Trademarks are a little different from copyrights. A trademark essentially serves as a symbol for a commodity. It must be renewed every 10 years but in theory can exist in perpetuity as long as it is continually renewed. A copyright, on the other hand, has an expiration date past which it cannot be owned by an individual or a corporation (right now, the term is 70 years after the death of the author).

Working with Edgar Rice Burroughs Inc. was a positive experience. They were excited about being part of my project and were accommodating to the Library’s limited resources. They were giving me Tarzan, but I was giving them something, too: a highly visible and positive platform for their character.

All five of the “Be Kind To Books Club” posters will soon be freely available to download and print from the Library’s website at

The Wandering Sculpture of a Thirsty POEt: A Look into Copyright Archives

The following is a post written by Gina Apone, one of 36 college students who spent the last two months working at the Library as part of the 2015 Junior Fellows Summer Intern Program. Apone currently attends Michigan State University pursuing a dual degree in Pre-Law and Professional Writing with a minor in Public Relations. […]

Pics of the Week: Step Right Up, Folks!

Today we bring you a trio of images from this week’s display of items found in the Library’s collections by our Library of Congress Junior Fellows–36 interns from around the nation who dig through our collections during their 10-week stays and showcase their findings at summer’s end. Chosen each year through a competitive program, the […]

The Art of Acquisition

(The following is a feature story in the July/August 2015 issue of the Library of Congress Magazine, LCM. The story was written by Jennifer Gavin, a senior public affairs specialist in the Office of Communications. Joseph Puccio, the Library’s collection development officer, contributed to this story. You can read the issue in its entirety here.) The […]

Page From the Past: A Show About Nothing

When “The Seinfeld Chronicles” first aired on NBC on July 5, 1989, no one could have predicted that the “show about nothing” would become a cultural phenomenon.
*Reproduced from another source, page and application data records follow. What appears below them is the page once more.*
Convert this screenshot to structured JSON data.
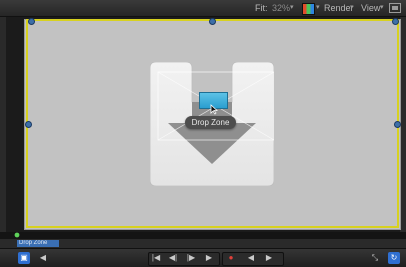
{
  "header": {
    "fit_label": "Fit:",
    "fit_value": "32%",
    "render_label": "Render",
    "view_label": "View",
    "chevron": "▾"
  },
  "canvas": {
    "drop_zone_label": "Drop Zone"
  },
  "timeline": {
    "clip_label": "Drop Zone"
  },
  "transport": {
    "go_start": "|◀",
    "prev_frame": "◀|",
    "next_frame": "|▶",
    "play": "▶",
    "record": "●",
    "back": "◀",
    "forward": "▶",
    "loop": "↻",
    "left_btn": "◀"
  },
  "colors": {
    "canvas_border": "#d7d11f",
    "handle": "#3d6fa8",
    "accent_blue": "#2f6fd1"
  }
}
Inspired by real-life people and events, the show followed the life of a stand-up comedian and his friends. The pilot episode (pictured left), written by show creators Jerry […]
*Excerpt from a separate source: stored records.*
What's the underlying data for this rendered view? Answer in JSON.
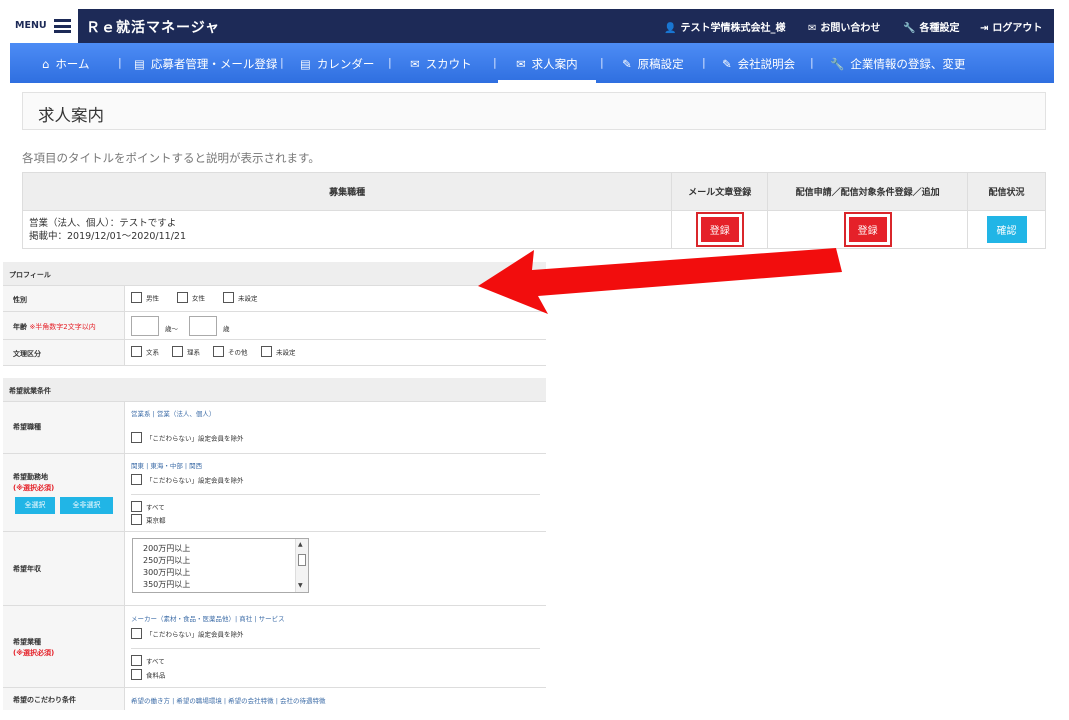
{
  "header": {
    "menu_label": "MENU",
    "app_title": "Ｒｅ就活マネージャ",
    "company": "テスト学情株式会社_様",
    "contact": "お問い合わせ",
    "settings": "各種設定",
    "logout": "ログアウト"
  },
  "nav": {
    "home": "ホーム",
    "applicants": "応募者管理・メール登録",
    "calendar": "カレンダー",
    "scout": "スカウト",
    "jobs": "求人案内",
    "manuscript": "原稿設定",
    "seminar": "会社説明会",
    "company_info": "企業情報の登録、変更"
  },
  "page": {
    "title": "求人案内",
    "hint": "各項目のタイトルをポイントすると説明が表示されます。"
  },
  "jobs_table": {
    "headers": [
      "募集職種",
      "メール文章登録",
      "配信申請／配信対象条件登録／追加",
      "配信状況"
    ],
    "row": {
      "job_line1": "営業（法人、個人）：テストですよ",
      "job_line2": "掲載中：2019/12/01～2020/11/21",
      "register1": "登録",
      "register2": "登録",
      "confirm": "確認"
    }
  },
  "profile": {
    "section": "プロフィール",
    "gender_label": "性別",
    "gender_options": [
      "男性",
      "女性",
      "未設定"
    ],
    "age_label": "年齢",
    "age_note": "※半角数字2文字以内",
    "age_from": "歳～",
    "age_to": "歳",
    "major_label": "文理区分",
    "major_options": [
      "文系",
      "理系",
      "その他",
      "未設定"
    ]
  },
  "conditions": {
    "section": "希望就業条件",
    "job_type_label": "希望職種",
    "job_type_links": "営業系 | 営業（法人、個人）",
    "exclude": "「こだわらない」設定会員を除外",
    "location_label": "希望勤務地",
    "required_note": "(※選択必須)",
    "select_all": "全選択",
    "deselect_all": "全非選択",
    "location_links": "関東 | 東海・中部 | 関西",
    "all": "すべて",
    "tokyo": "東京都",
    "salary_label": "希望年収",
    "salary_options": [
      "200万円以上",
      "250万円以上",
      "300万円以上",
      "350万円以上"
    ],
    "industry_label": "希望業種",
    "industry_links": "メーカー（素材・食品・医薬品他）| 商社 | サービス",
    "food": "食料品",
    "preference_label": "希望のこだわり条件",
    "preference_links": "希望の働き方 | 希望の職場環境 | 希望の会社特徴 | 会社の待遇特徴"
  }
}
Happy 215th Anniversary Library of Congress!

A Message from the Librarian Today, on the Library of Congress’s 215th anniversary, I want especially to congratulate the Library’s extraordinary staff for their work in building this amazing, one-of-a-kind institution. I am, and always will be, deeply grateful for all they do. The heart and soul of this great library always has been its […]

A-B-C … Easy as One, Two, Three

On Oct. 16, 1758, Noah Webster, the “Father of American Scholarship and Education” was born. Lexicographers everywhere celebrate his contributions on his birthday, also known as “Dictionary Day.” As a young, rural Connecticut teacher, he used his own money to publish his first speller in 1783. Reissued throughout the 19th century, the 1829 “Blue Back […]

Mark Twain & Copyright

(The following is an article written by Harry Katz in the September-October 2014 issue of the Library of Congress Magazine, LCM. Katz is a former curator in the Library’s Prints and Photographs Division and author of a new Library publication, “Mark Twain’s America.”)  Samuel Clemens’ fight for the intellectual property rights to Mark Twain’s works helped protect […]

Junior Fellows Show Off Summer Finds

(The following is an article written by Rosemary Girard, intern in the Library of Congress Office of Communications, for the Library staff newsletter, The Gazette.) After weeks of researching, curating and unearthing some of the Library of Congress’s millions of artifacts, members of the Junior Fellows Program had a chance to present their most interesting […]

Rare Map on Display at Library Scored Some “Firsts”

(The following is a guest post by Wendi A. Maloney, writer-editor in the U.S. Copyright Office.) Engraver Abel Buell “came out of nowhere,” at least in terms of cartography, when he printed a United States map in 1784. “He’d never done a map before,” says Edward Redmond of the Library’s Geography and Map Division. Nonetheless, […]